What are CAFE Standards?
First enacted by Congress in 1975, the purpose of CAFE is to reduce energy consumption by increasing the fuel economy of cars and light trucks. The CAFE standards are fleet-wide averages that must be achieved by each automaker for its car and truck fleet, each year, since 1978. When these standards are raised, automakers respond by creating a more fuel-efficient fleet, which improves our nation’s energy security and saves consumers money at the pump, while also reducing greenhouse gas (GHG) emissions.
CAFE standards are regulated by DOT’s National Highway Traffic and Safety Administration (NHTSA). NHTSA sets and enforces the CAFE standards, while the Environmental Protection Agency (EPA) calculates average fuel economy levels for manufacturers, and also sets related GHG standards. NHTSA establishes CAFE standards under the Energy Policy and Conservation Act (EPCA) of 1975, as amended by the Energy Independence and Security Act (EISA) of 2007, while EPA establishes GHG emissions standards under the Clean Air Act. Following the direction set by President Obama on May 21, 2010, NHTSA and EPA have issued joint Final Rules for Corporate Average Fuel Economy and Greenhouse Gas emissions regulations for passenger cars and light trucks built in model years 2017 and beyond, and have also developed fuel efficiency and GHG emissions regulations for medium- and heavy-duty vehicles built in model years 2014 through 2018.
Passenger Car and Light Truck Standards for 2017 and beyond
In 2012, NHTSA established final passenger car and light truck CAFE standards for model years 2017-2021, which the agency projects will require in model year 2021, on average, a combined fleet-wide fuel economy of 40.3-41.0 mpg. As part of the same rulemaking action, EPA issued GHG standards, which are harmonized with NHTSA’s fuel economy standards that are projected to require 163 grams/mile of carbon dioxide (CO2) in model year 2025. EPA will reexamine the GHG standards for model years 2022-2025 and NHTSA will set new CAFE standards for those model years in the next couple of years, based on the best available information at that time.
Medium and Heavy-duty Vehicle Fuel Efficiency Standards for beyond 2018
President Obama directed NHTSA and EPA to develop and issue the next phase ("Phase 2") of medium- and heavy-duty vehicle fuel efficiency standards and greenhouse gas (GHG) standards by March 2016. Under this timeline, the agencies currently expect to issue a Notice of Proposed Rulemaking (NPRM) by March 2015. This second round of fuel efficiency standards will build on the first-ever standards for medium- and heavy-duty vehicles (model years 2014 through 2018).
NHTSA has also proposed to require badges, labels and owner’s manual information for new passenger cars, low-speed vehicles (LSVs) and light-duty trucks rated at not more than 8,500 pounds gross vehicle weight, in order to increase consumer awareness regarding the use and benefits of alternative fuels.
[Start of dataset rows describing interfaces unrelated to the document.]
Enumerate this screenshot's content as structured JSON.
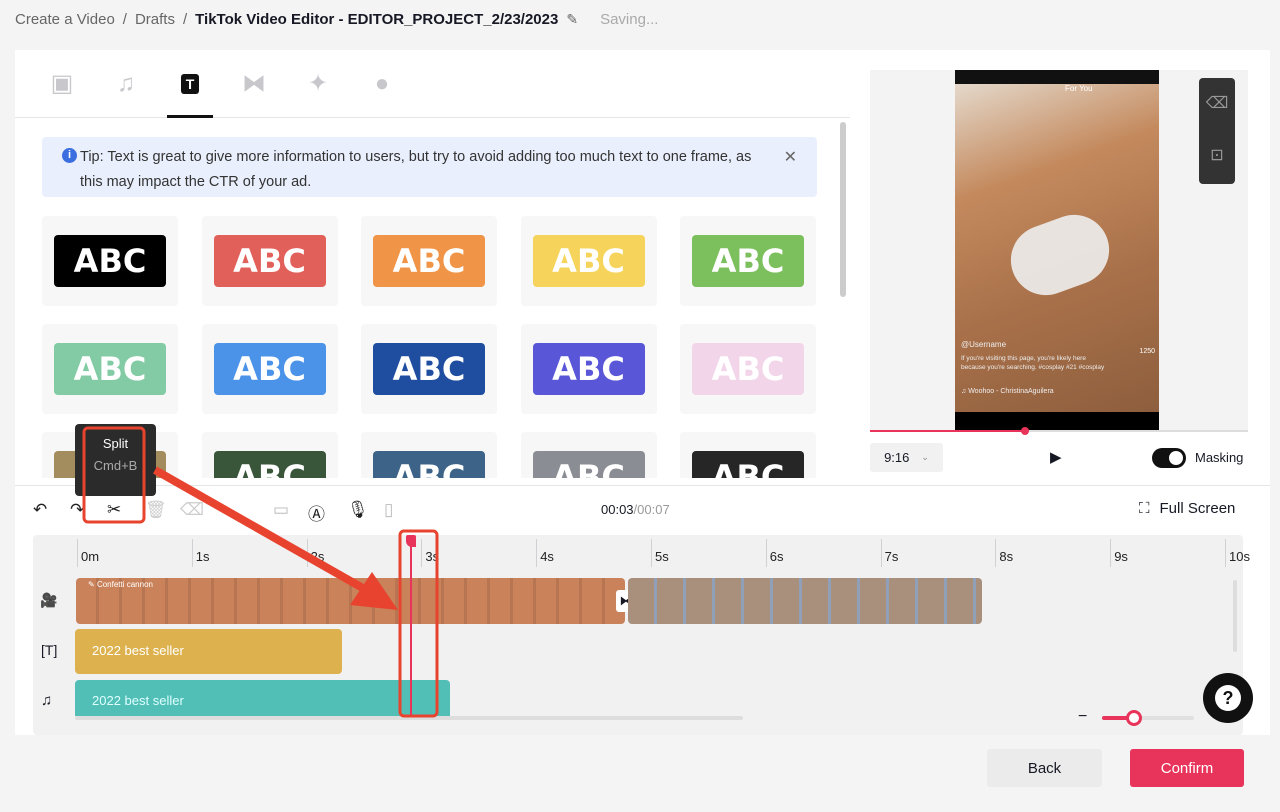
{
  "breadcrumb": {
    "items": [
      "Create a Video",
      "Drafts"
    ],
    "current": "TikTok Video Editor - EDITOR_PROJECT_2/23/2023",
    "status": "Saving..."
  },
  "tabs": [
    {
      "icon": "video-icon"
    },
    {
      "icon": "music-icon"
    },
    {
      "icon": "text-icon",
      "active": true
    },
    {
      "icon": "transition-icon"
    },
    {
      "icon": "effects-icon"
    },
    {
      "icon": "sticker-icon"
    }
  ],
  "tip": {
    "text": "Tip: Text is great to give more information to users, but try to avoid adding too much text to one frame, as this may impact the CTR of your ad."
  },
  "text_styles": [
    {
      "label": "ABC",
      "bg": "#000000",
      "fg": "#ffffff"
    },
    {
      "label": "ABC",
      "bg": "#e2605a",
      "fg": "#ffffff"
    },
    {
      "label": "ABC",
      "bg": "#f09548",
      "fg": "#ffffff"
    },
    {
      "label": "ABC",
      "bg": "#f6d45c",
      "fg": "#ffffff"
    },
    {
      "label": "ABC",
      "bg": "#7cbf5d",
      "fg": "#ffffff"
    },
    {
      "label": "ABC",
      "bg": "#82cba5",
      "fg": "#ffffff"
    },
    {
      "label": "ABC",
      "bg": "#4a93e8",
      "fg": "#ffffff"
    },
    {
      "label": "ABC",
      "bg": "#1f4d9f",
      "fg": "#ffffff"
    },
    {
      "label": "ABC",
      "bg": "#5957d8",
      "fg": "#ffffff"
    },
    {
      "label": "ABC",
      "bg": "#f3d5ea",
      "fg": "#ffffff"
    },
    {
      "label": "ABC",
      "bg": "#a38c5e",
      "fg": "#ffffff"
    },
    {
      "label": "ABC",
      "bg": "#39563b",
      "fg": "#ffffff"
    },
    {
      "label": "ABC",
      "bg": "#3d6488",
      "fg": "#ffffff"
    },
    {
      "label": "ABC",
      "bg": "#8b8d95",
      "fg": "#ffffff"
    },
    {
      "label": "ABC",
      "bg": "#262626",
      "fg": "#ffffff"
    }
  ],
  "preview": {
    "overlay_top": "For You",
    "username": "@Username",
    "caption": "If you're visiting this page, you're likely here because you're searching. #cosplay #21 #cosplay",
    "sound": "Woohoo - ChristinaAguilera",
    "likes": "1250",
    "progress": 0.41,
    "aspect": "9:16",
    "masking_label": "Masking",
    "masking_on": true
  },
  "tooltip": {
    "title": "Split",
    "shortcut": "Cmd+B"
  },
  "toolbar": {
    "time_current": "00:03",
    "time_total": "/00:07",
    "fullscreen": "Full Screen"
  },
  "timeline": {
    "ticks": [
      "0m",
      "1s",
      "2s",
      "3s",
      "4s",
      "5s",
      "6s",
      "7s",
      "8s",
      "9s",
      "10s"
    ],
    "playhead_seconds": 2.9,
    "effect_label": "Confetti cannon",
    "text_clip": "2022 best seller",
    "audio_clip": "2022 best seller",
    "zoom_level": 0.35
  },
  "actions": {
    "back": "Back",
    "confirm": "Confirm"
  },
  "colors": {
    "accent": "#e8345a",
    "annotation": "#e8432e"
  }
}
This proposed rule would implement specific statutory mandates that manufacturers be required to: identify each vehicle capable of running on an alternative fuel by means of a permanent and prominent display affixed to the exterior of the vehicle; add proposed text describing the capabilities and benefits of using alternative fuels to the owners’ manuals provided for alternative fuel vehicles; and identify each vehicle that is capable of running on an alternative fuel by means of a label in the fuel filler compartment.
CAFE Standards and Sustainability
The new CAFE standards will not only improve energy efficiency of the Nation’s fleet, but also:
- Reduce our petroleum consumption
- Increase the availability of alternative fuel vehicles
- Promote the advancement of innovative technologies
- Lower greenhouse gas emissions both helping to mitigate climate change and improve air quality.
Final Standards for passenger cars and light trucks were developed by NHTSA and EPA – with agreement of automakers, United Auto Workers, consumer groups, environmental and energy experts, states, and the public.
President Obama officially rolled out the new CAFE standards in 2012 for model years 2017 and beyond, but NHTSA’s standards since 1978 have saved (and will continue to save) many billions of gallons of fuel for American drivers. The following graph shows NHTSA’s estimates of these fuel savings:
The program also includes targeted incentives to encourage early adoption and introduction into the marketplace of advanced technologies to dramatically improve vehicle performance, including:
- Incentives for electric vehicles, plug-in hybrid electric vehicles, and fuel cells vehicles;
- Incentives for natural gas vehicles;
- Credits for technologies with potential to achieve real-world greenhouse gas reductions and fuel economy improvements that are not captured by the standard test procedures.